panther063
5 years ago

I have no issue with fixed speed traps, it is the mobile speed traps that are used in dubious situations that irk me.
We’ve all seen them, parked immediately behind a lower speed limit sign, where they get people that haven’t slowed sufficiently, or at the base of a hill aiming their radars up the incline at cars descending, and even on major roads that go past schools, so we are expected to reduce speed to 40, even though there are crossings and the median strip is fenced to prevent high school children from running across roads.

Johnny7
Johnny7
5 years ago

If people slow down when they see a vehicle flashing their lights, isn’t that a good outcome? Or is catching people and fining them more important than speed compliance?

458 italia
458 italia
5 years ago
Reply to  Johnny7

Good point Johnny7.

It seems the government would rather collect some revenue than prevent an accident.

Persecuting the average motorist for doing a few kmh over the limit, has meant I spend more time watching the speedo than watching the road and the traffic around me. The reduced situational awareness is frightening.

There should be a great deal more focus on the real idiots who:

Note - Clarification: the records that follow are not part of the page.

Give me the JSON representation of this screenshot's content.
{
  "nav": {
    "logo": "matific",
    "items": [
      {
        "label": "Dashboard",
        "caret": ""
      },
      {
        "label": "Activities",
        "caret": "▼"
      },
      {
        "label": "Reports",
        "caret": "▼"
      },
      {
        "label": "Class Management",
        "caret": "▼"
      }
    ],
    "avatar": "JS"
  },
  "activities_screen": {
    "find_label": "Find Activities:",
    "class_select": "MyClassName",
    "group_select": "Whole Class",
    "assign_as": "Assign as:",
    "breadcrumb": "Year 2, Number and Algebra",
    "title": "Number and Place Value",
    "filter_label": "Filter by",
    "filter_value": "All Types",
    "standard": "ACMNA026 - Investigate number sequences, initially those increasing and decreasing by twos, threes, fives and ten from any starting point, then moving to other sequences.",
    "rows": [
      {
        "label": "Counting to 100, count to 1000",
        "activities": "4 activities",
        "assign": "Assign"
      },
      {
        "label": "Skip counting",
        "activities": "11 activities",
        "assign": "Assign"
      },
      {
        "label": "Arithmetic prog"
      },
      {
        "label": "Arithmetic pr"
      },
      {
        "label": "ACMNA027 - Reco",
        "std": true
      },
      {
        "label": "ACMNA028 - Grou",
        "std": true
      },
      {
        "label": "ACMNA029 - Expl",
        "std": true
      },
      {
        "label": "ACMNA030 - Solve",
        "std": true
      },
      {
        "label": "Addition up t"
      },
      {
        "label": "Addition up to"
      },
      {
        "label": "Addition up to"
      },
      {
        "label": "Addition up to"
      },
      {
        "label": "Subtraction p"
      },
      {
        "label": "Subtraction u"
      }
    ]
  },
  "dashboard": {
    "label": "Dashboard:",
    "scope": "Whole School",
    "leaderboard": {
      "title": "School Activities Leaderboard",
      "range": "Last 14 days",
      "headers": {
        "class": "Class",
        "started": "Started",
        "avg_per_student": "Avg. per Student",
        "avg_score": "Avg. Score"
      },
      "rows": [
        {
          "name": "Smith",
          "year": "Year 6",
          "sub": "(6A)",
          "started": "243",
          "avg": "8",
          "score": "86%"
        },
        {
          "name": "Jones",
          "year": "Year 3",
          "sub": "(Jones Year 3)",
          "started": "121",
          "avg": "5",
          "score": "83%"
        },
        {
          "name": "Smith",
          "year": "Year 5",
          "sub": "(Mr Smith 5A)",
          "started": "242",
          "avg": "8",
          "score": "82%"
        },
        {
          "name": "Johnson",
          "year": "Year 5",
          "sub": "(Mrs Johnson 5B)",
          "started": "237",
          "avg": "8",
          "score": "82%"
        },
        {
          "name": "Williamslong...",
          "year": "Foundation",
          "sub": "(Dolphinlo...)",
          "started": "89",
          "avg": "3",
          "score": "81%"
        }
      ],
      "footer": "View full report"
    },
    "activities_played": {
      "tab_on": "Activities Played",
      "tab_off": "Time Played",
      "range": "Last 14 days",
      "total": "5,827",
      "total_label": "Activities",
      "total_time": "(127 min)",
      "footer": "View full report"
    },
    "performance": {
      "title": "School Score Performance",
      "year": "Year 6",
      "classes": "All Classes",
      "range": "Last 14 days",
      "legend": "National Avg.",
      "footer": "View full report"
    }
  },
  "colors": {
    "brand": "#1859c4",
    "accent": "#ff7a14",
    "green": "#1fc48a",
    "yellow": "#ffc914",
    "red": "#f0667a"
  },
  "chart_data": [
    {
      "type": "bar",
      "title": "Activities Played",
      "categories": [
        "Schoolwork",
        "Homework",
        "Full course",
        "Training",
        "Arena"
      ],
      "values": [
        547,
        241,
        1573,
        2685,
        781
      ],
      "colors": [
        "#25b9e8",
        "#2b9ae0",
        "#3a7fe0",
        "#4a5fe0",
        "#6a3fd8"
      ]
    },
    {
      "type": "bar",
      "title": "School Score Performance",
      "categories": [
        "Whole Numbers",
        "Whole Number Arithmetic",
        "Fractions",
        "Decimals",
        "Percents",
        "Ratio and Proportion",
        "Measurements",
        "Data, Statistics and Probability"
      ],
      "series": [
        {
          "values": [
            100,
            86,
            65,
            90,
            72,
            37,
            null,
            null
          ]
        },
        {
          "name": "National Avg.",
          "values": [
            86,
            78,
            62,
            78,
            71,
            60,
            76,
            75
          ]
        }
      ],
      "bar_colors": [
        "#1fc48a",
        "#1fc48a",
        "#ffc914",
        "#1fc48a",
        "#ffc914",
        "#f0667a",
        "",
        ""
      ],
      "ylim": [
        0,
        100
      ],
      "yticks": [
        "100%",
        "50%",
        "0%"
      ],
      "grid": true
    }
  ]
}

– fail to stop at red lights
– turn suddenly without indicating
– talk and text on phones while driving
– drive at grossly excessive speed
– drive at night with no lights on (increasingly common these days)
– disobey the “keep left unless overtaking rule” on 2 lane highways
– refuse to get out of the way of ambulances and fire engines with sirens/lights blazing
– cause traffic congestion by driving excessively slowly (at massive cost to the economy)

As an RACQ member I am angry that the RACQ has, over the last few years,
become just another submissive mouthpiece of the government and its conveniently
misleading police propaganda.

1250
1250
5 years ago

l found buying a cruise control save me heaps !! and all so you have the alarm on your GPS too !!
between the two of them they have pay for them selves time and time again

Isaac Bober

Isaac Bober